The Electronic Frontier Foundation (EFF) filed petitions with the U.S. Copyright Office seeking to keep users who remix DVD content or jailbreak their devices from losing their legal safe harbors and to establish new rights for those who need to circumvent "access control" or "digital rights management" (DRM) technologies for activities such as conducting security research, repairing cars, and resuscitating old video games. The petitions were submitted as part of the complex, triennial rulemaking process that determines exemptions from Section 1201 of the Digital Millennium Copyright Act (DMCA).
The Ford Motor Company recently sued Autel, a manufacturer of third-party diagnostics for automobiles, for creating a diagnostic tool that includes a list of Ford car parts and their specifications. Ford claims that it owns a copyright on this list of parts, the "FFData file," and thus can keep competitors from including it in their diagnostic tools. It also claims that Autel violated the anti-circumvention provisions of the Digital Millennium Copyright Act by writing a program to defeat the "encryption technology and obfuscation" that Ford used to make the file difficult to read.

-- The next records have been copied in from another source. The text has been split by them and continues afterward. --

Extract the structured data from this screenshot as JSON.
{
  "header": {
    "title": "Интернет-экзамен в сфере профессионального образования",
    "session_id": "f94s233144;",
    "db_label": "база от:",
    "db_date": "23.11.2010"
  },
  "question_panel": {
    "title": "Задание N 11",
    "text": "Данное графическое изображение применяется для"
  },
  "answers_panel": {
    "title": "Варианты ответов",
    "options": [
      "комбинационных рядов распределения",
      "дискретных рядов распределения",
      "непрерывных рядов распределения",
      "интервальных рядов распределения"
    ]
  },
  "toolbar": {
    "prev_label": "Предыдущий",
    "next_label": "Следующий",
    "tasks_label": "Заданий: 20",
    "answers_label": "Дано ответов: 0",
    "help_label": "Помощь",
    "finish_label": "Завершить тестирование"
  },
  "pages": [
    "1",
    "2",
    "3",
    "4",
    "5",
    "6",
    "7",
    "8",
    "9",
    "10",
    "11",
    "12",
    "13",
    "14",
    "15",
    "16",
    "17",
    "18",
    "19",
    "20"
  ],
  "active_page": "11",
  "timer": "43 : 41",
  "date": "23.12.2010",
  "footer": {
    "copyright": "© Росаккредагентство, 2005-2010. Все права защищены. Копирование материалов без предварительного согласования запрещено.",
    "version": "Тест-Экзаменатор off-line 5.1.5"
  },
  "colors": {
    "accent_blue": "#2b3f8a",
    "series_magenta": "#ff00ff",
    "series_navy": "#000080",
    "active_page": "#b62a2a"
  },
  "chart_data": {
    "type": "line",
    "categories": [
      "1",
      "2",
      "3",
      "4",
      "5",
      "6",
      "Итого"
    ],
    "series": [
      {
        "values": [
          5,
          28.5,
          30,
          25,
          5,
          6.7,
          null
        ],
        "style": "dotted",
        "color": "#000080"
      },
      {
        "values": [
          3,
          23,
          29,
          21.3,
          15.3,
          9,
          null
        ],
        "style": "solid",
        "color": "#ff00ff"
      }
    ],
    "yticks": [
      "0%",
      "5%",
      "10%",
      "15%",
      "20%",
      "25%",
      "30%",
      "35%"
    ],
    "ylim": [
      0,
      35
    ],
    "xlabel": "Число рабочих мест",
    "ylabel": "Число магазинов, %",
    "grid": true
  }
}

On 1 July 2015 the new Dutch Copyright Act (Wet Auteurscontractenrecht, Staatsblad 2015, 257; in Dutch only) became effective. Section 25 fa has been inserted to state that authors are legally entitled to make the results of their research open access available.